=== Section Start ===

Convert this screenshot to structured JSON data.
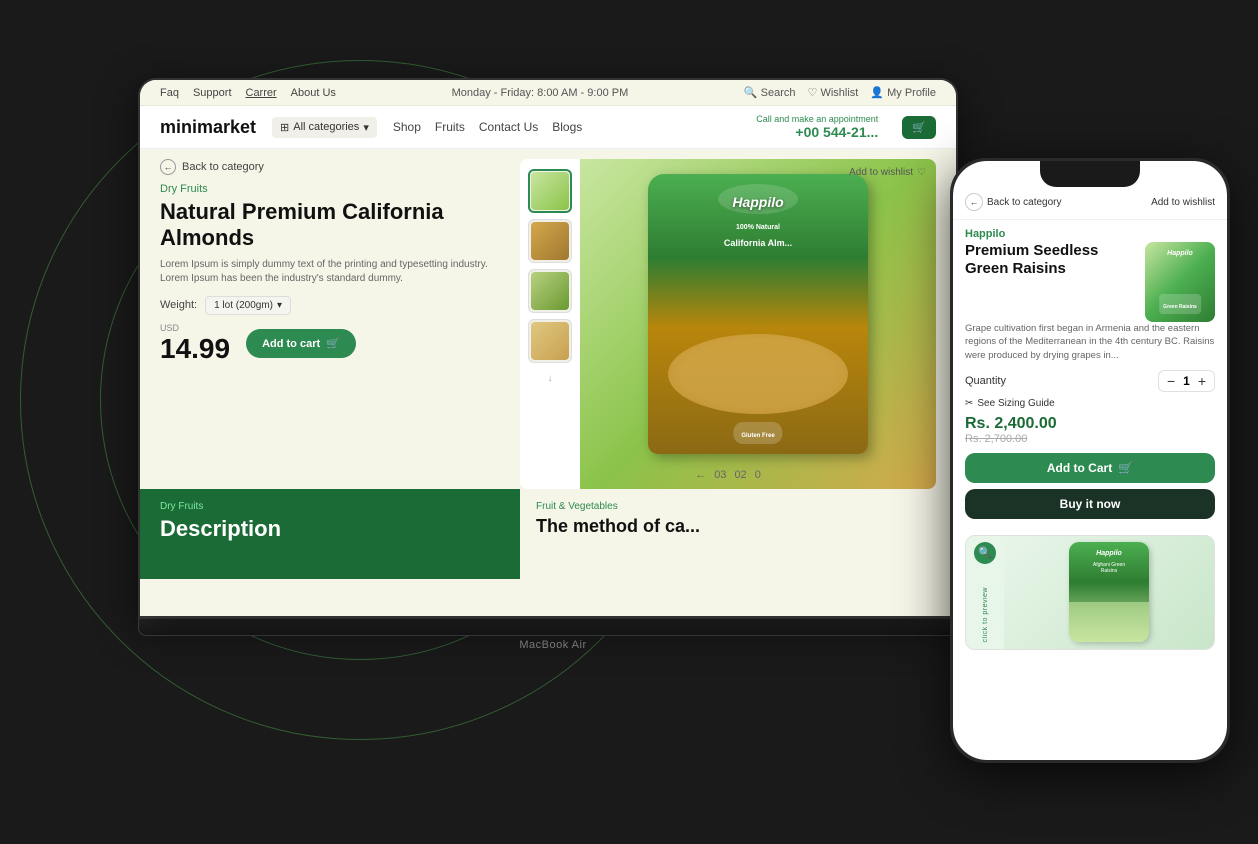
{
  "background": "#1a1a1a",
  "laptop": {
    "label": "MacBook Air",
    "topbar": {
      "links": [
        "Faq",
        "Support",
        "Carrer",
        "About Us"
      ],
      "hours": "Monday - Friday: 8:00 AM - 9:00 PM",
      "right": [
        "Search",
        "Wishlist",
        "My Profile"
      ]
    },
    "nav": {
      "brand": "minimarket",
      "all_categories": "All categories",
      "links": [
        "Shop",
        "Fruits",
        "Contact Us",
        "Blogs"
      ],
      "call_label": "Call and make an appointment",
      "phone": "+00 544-21..."
    },
    "product": {
      "back_label": "Back to category",
      "category": "Dry Fruits",
      "title": "Natural Premium California Almonds",
      "description": "Lorem Ipsum is simply dummy text of the printing and typesetting industry. Lorem Ipsum has been the industry's standard dummy.",
      "weight_label": "Weight:",
      "weight_option": "1 lot (200gm)",
      "price_currency": "USD",
      "price": "14.99",
      "add_to_cart": "Add to cart",
      "wishlist": "Add to wishlist",
      "pagination": [
        "03",
        "02",
        "0"
      ]
    },
    "description": {
      "category": "Dry Fruits",
      "title": "Description",
      "right_category": "Fruit & Vegetables",
      "right_text": "The method of ca..."
    }
  },
  "phone": {
    "back_label": "Back to category",
    "wishlist_label": "Add to wishlist",
    "brand": "Happilo",
    "product_title": "Premium Seedless Green Raisins",
    "product_desc": "Grape cultivation first began in Armenia and the eastern regions of the Mediterranean in the 4th century BC. Raisins were produced by drying grapes in...",
    "quantity_label": "Quantity",
    "quantity_value": "1",
    "sizing_label": "See Sizing Guide",
    "price": "Rs. 2,400.00",
    "price_original": "Rs. 2,700.00",
    "add_to_cart": "Add to Cart",
    "buy_now": "Buy it now",
    "preview": {
      "click_label": "click to preview"
    }
  }
}
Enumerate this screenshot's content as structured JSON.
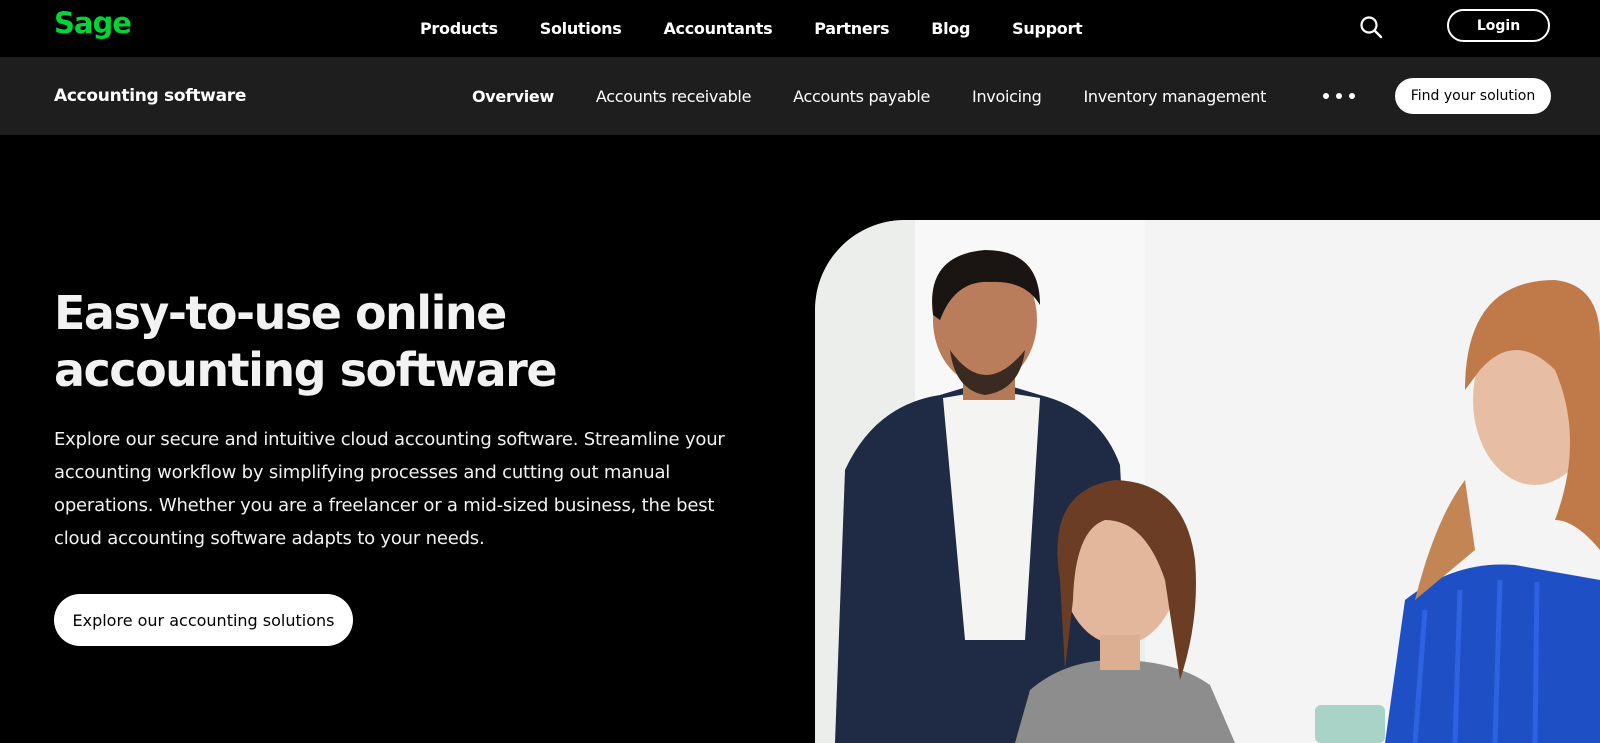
{
  "brand": {
    "name": "Sage",
    "color": "#00d639"
  },
  "topnav": {
    "items": [
      "Products",
      "Solutions",
      "Accountants",
      "Partners",
      "Blog",
      "Support"
    ],
    "search_icon": "search-icon",
    "login_label": "Login"
  },
  "subnav": {
    "title": "Accounting software",
    "items": [
      "Overview",
      "Accounts receivable",
      "Accounts payable",
      "Invoicing",
      "Inventory management"
    ],
    "active": "Overview",
    "more_icon": "more-horizontal-icon",
    "cta_label": "Find your solution"
  },
  "hero": {
    "title_line1": "Easy-to-use online",
    "title_line2": "accounting software",
    "description": "Explore our secure and intuitive cloud accounting software. Streamline your accounting workflow by simplifying processes and cutting out manual operations. Whether you are a freelancer or a mid-sized business, the best cloud accounting software adapts to your needs.",
    "cta_label": "Explore our accounting solutions"
  },
  "colors": {
    "background": "#000000",
    "subnav_bg": "#1e1e1e",
    "accent": "#00d639"
  }
}
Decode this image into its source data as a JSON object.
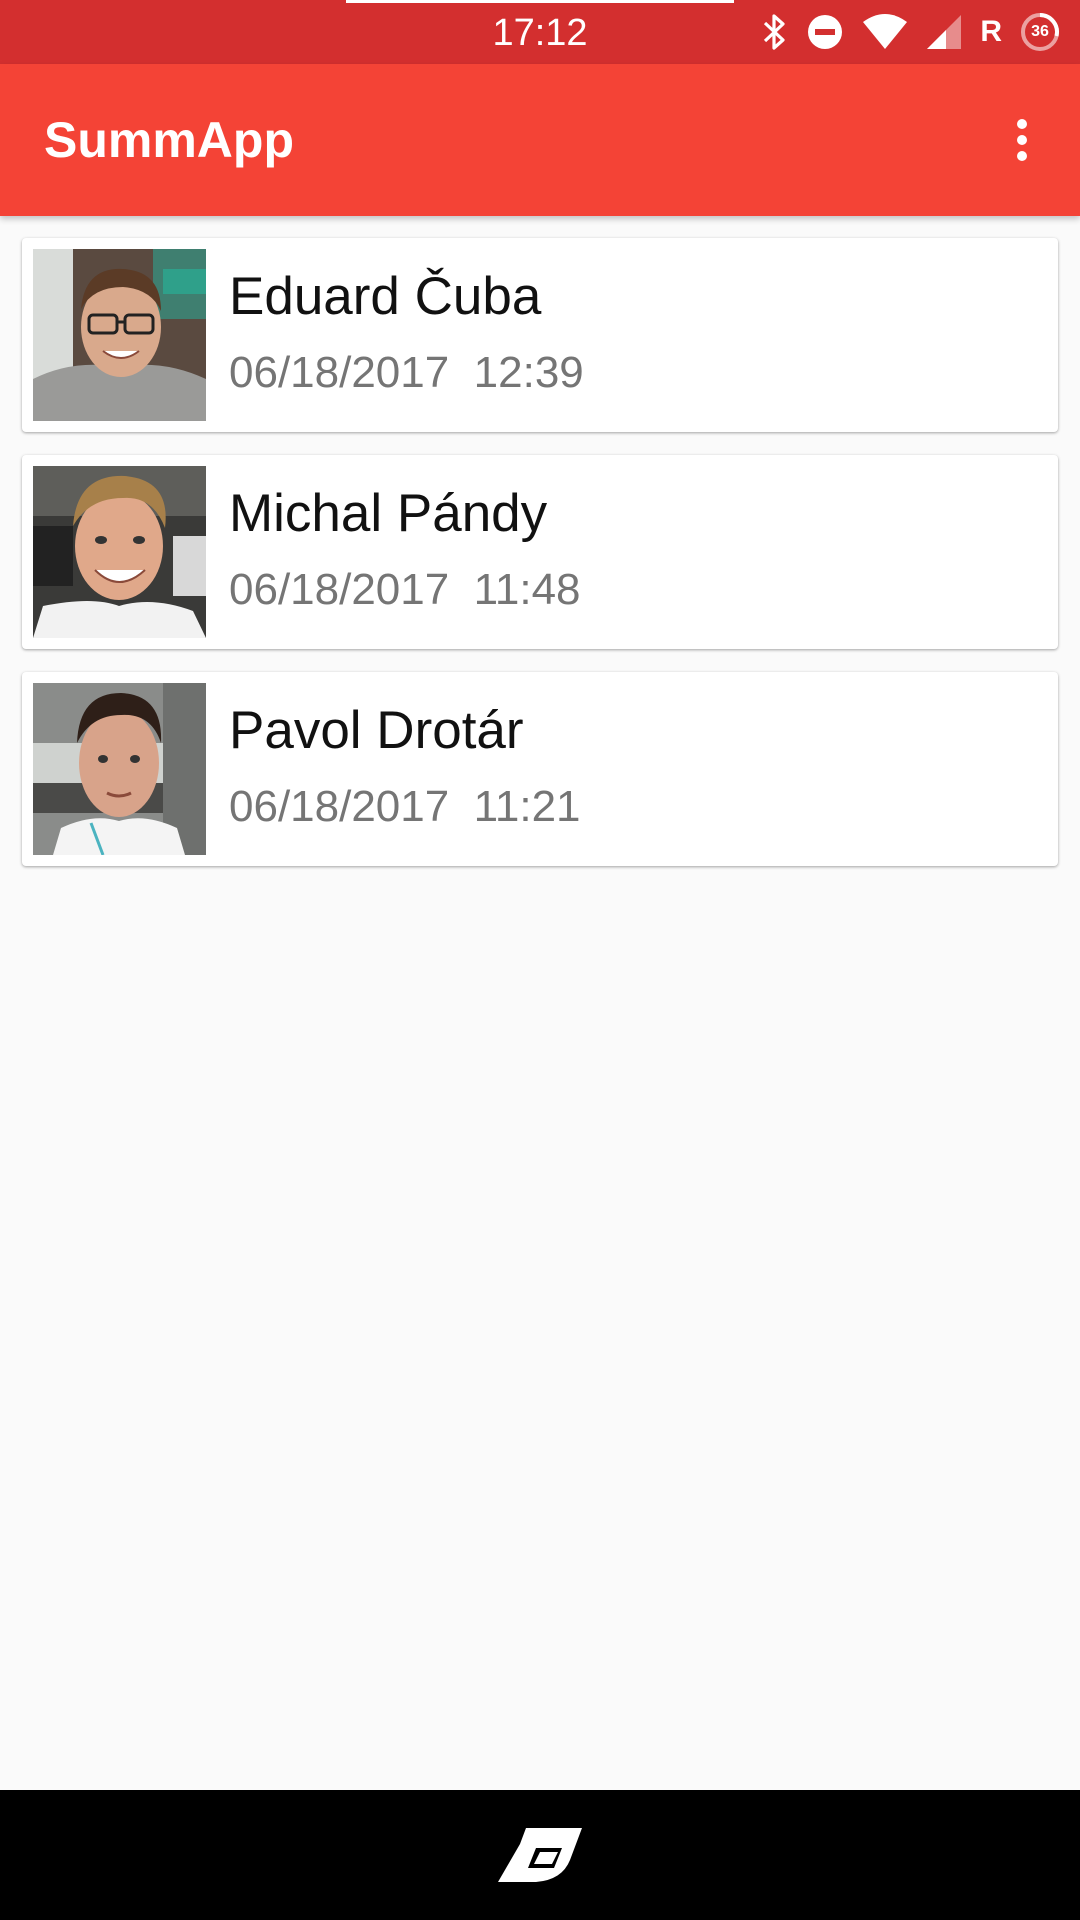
{
  "status_bar": {
    "time": "17:12",
    "network_label": "R",
    "battery_level": "36",
    "icons": [
      "bluetooth-icon",
      "do-not-disturb-icon",
      "wifi-icon",
      "cellular-signal-icon",
      "battery-icon"
    ]
  },
  "app_bar": {
    "title": "SummApp",
    "menu_icon": "more-vert-icon"
  },
  "colors": {
    "status_bar": "#d32f2f",
    "app_bar": "#f44336",
    "background": "#fafafa",
    "date_text": "#757575"
  },
  "entries": [
    {
      "name": "Eduard Čuba",
      "datetime": "06/18/2017  12:39"
    },
    {
      "name": "Michal Pándy",
      "datetime": "06/18/2017  11:48"
    },
    {
      "name": "Pavol Drotár",
      "datetime": "06/18/2017  11:21"
    }
  ],
  "nav_bar": {
    "icon": "oem-logo-icon"
  }
}
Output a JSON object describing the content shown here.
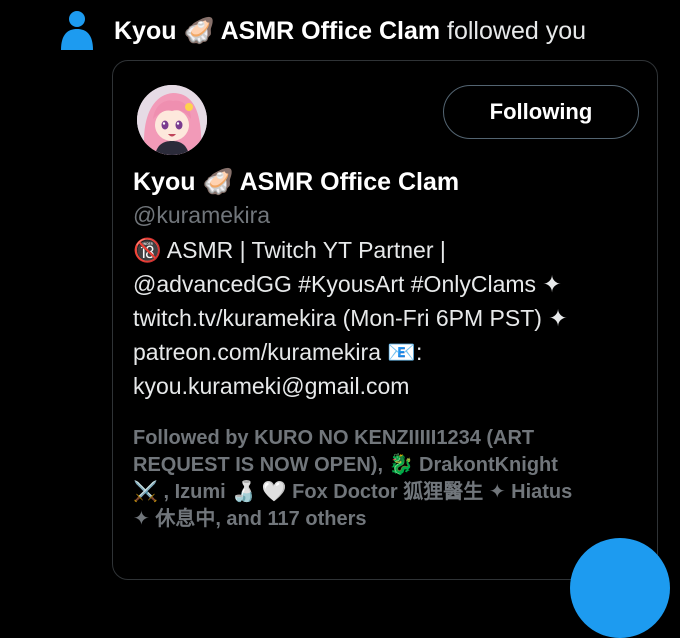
{
  "notification": {
    "name": "Kyou 🦪 ASMR Office Clam",
    "action": "followed you",
    "icon": "person-icon"
  },
  "card": {
    "follow_button_label": "Following",
    "display_name": "Kyou 🦪 ASMR Office Clam",
    "handle": "@kuramekira",
    "bio_lines": [
      "🔞 ASMR | Twitch YT Partner |",
      "@advancedGG #KyousArt #OnlyClams ✦",
      "twitch.tv/kuramekira (Mon-Fri 6PM PST) ✦",
      "patreon.com/kuramekira 📧:",
      "kyou.kurameki@gmail.com"
    ],
    "followed_by_lines": [
      "Followed by KURO NO KENZIIIII1234 (ART",
      "REQUEST IS NOW OPEN), 🐉 DrakontKnight",
      "⚔️ , Izumi 🍶 🤍  Fox Doctor 狐狸醫生 ✦ Hiatus",
      "✦ 休息中, and 117 others"
    ]
  },
  "colors": {
    "background": "#000000",
    "text": "#e7e9ea",
    "secondary_text": "#71767b",
    "border": "#2f3336",
    "accent": "#1d9bf0",
    "person_icon": "#1d9bf0"
  }
}
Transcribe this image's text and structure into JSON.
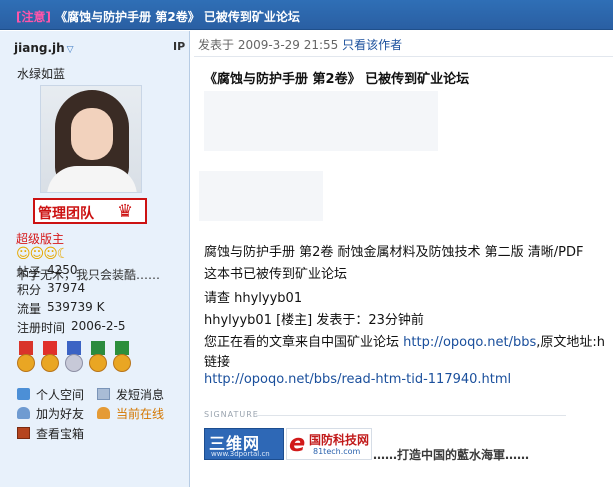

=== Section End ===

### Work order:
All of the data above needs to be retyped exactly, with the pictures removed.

### Result for this exercise:
Convert this screenshot to structured JSON data.
{
  "background": "#1a1a1a",
  "laptop": {
    "label": "MacBook Air",
    "topbar": {
      "links": [
        "Faq",
        "Support",
        "Carrer",
        "About Us"
      ],
      "hours": "Monday - Friday: 8:00 AM - 9:00 PM",
      "right": [
        "Search",
        "Wishlist",
        "My Profile"
      ]
    },
    "nav": {
      "brand": "minimarket",
      "all_categories": "All categories",
      "links": [
        "Shop",
        "Fruits",
        "Contact Us",
        "Blogs"
      ],
      "call_label": "Call and make an appointment",
      "phone": "+00 544-21..."
    },
    "product": {
      "back_label": "Back to category",
      "category": "Dry Fruits",
      "title": "Natural Premium California Almonds",
      "description": "Lorem Ipsum is simply dummy text of the printing and typesetting industry. Lorem Ipsum has been the industry's standard dummy.",
      "weight_label": "Weight:",
      "weight_option": "1 lot (200gm)",
      "price_currency": "USD",
      "price": "14.99",
      "add_to_cart": "Add to cart",
      "wishlist": "Add to wishlist",
      "pagination": [
        "03",
        "02",
        "0"
      ]
    },
    "description": {
      "category": "Dry Fruits",
      "title": "Description",
      "right_category": "Fruit & Vegetables",
      "right_text": "The method of ca..."
    }
  },
  "phone": {
    "back_label": "Back to category",
    "wishlist_label": "Add to wishlist",
    "brand": "Happilo",
    "product_title": "Premium Seedless Green Raisins",
    "product_desc": "Grape cultivation first began in Armenia and the eastern regions of the Mediterranean in the 4th century BC. Raisins were produced by drying grapes in...",
    "quantity_label": "Quantity",
    "quantity_value": "1",
    "sizing_label": "See Sizing Guide",
    "price": "Rs. 2,400.00",
    "price_original": "Rs. 2,700.00",
    "add_to_cart": "Add to Cart",
    "buy_now": "Buy it now",
    "preview": {
      "click_label": "click to preview"
    }
  }
}
Enumerate this screenshot's content as structured JSON.
{
  "brand": {
    "name": "Sage",
    "color": "#00d639"
  },
  "topnav": {
    "items": [
      "Products",
      "Solutions",
      "Accountants",
      "Partners",
      "Blog",
      "Support"
    ],
    "search_icon": "search-icon",
    "login_label": "Login"
  },
  "subnav": {
    "title": "Accounting software",
    "items": [
      "Overview",
      "Accounts receivable",
      "Accounts payable",
      "Invoicing",
      "Inventory management"
    ],
    "active": "Overview",
    "more_icon": "more-horizontal-icon",
    "cta_label": "Find your solution"
  },
  "hero": {
    "title_line1": "Easy-to-use online",
    "title_line2": "accounting software",
    "description": "Explore our secure and intuitive cloud accounting software. Streamline your accounting workflow by simplifying processes and cutting out manual operations. Whether you are a freelancer or a mid-sized business, the best cloud accounting software adapts to your needs.",
    "cta_label": "Explore our accounting solutions"
  },
  "colors": {
    "background": "#000000",
    "subnav_bg": "#1e1e1e",
    "accent": "#00d639"
  }
}
Decode this image into its source data as a JSON object.
{
  "status_bar": {
    "time": "17:12",
    "network_label": "R",
    "battery_level": "36",
    "icons": [
      "bluetooth-icon",
      "do-not-disturb-icon",
      "wifi-icon",
      "cellular-signal-icon",
      "battery-icon"
    ]
  },
  "app_bar": {
    "title": "SummApp",
    "menu_icon": "more-vert-icon"
  },
  "colors": {
    "status_bar": "#d32f2f",
    "app_bar": "#f44336",
    "background": "#fafafa",
    "date_text": "#757575"
  },
  "entries": [
    {
      "name": "Eduard Čuba",
      "datetime": "06/18/2017  12:39"
    },
    {
      "name": "Michal Pándy",
      "datetime": "06/18/2017  11:48"
    },
    {
      "name": "Pavol Drotár",
      "datetime": "06/18/2017  11:21"
    }
  ],
  "nav_bar": {
    "icon": "oem-logo-icon"
  }
}
Output a JSON object describing the content shown here.
{
  "notification": {
    "name": "Kyou 🦪 ASMR Office Clam",
    "action": "followed you",
    "icon": "person-icon"
  },
  "card": {
    "follow_button_label": "Following",
    "display_name": "Kyou 🦪 ASMR Office Clam",
    "handle": "@kuramekira",
    "bio_lines": [
      "🔞 ASMR | Twitch YT Partner |",
      "@advancedGG #KyousArt #OnlyClams ✦",
      "twitch.tv/kuramekira (Mon-Fri 6PM PST) ✦",
      "patreon.com/kuramekira 📧:",
      "kyou.kurameki@gmail.com"
    ],
    "followed_by_lines": [
      "Followed by KURO NO KENZIIIII1234 (ART",
      "REQUEST IS NOW OPEN), 🐉 DrakontKnight",
      "⚔️ , Izumi 🍶 🤍  Fox Doctor 狐狸醫生 ✦ Hiatus",
      "✦ 休息中, and 117 others"
    ]
  },
  "colors": {
    "background": "#000000",
    "text": "#e7e9ea",
    "secondary_text": "#71767b",
    "border": "#2f3336",
    "accent": "#1d9bf0",
    "person_icon": "#1d9bf0"
  }
}
Transcribe this image's text and structure into JSON.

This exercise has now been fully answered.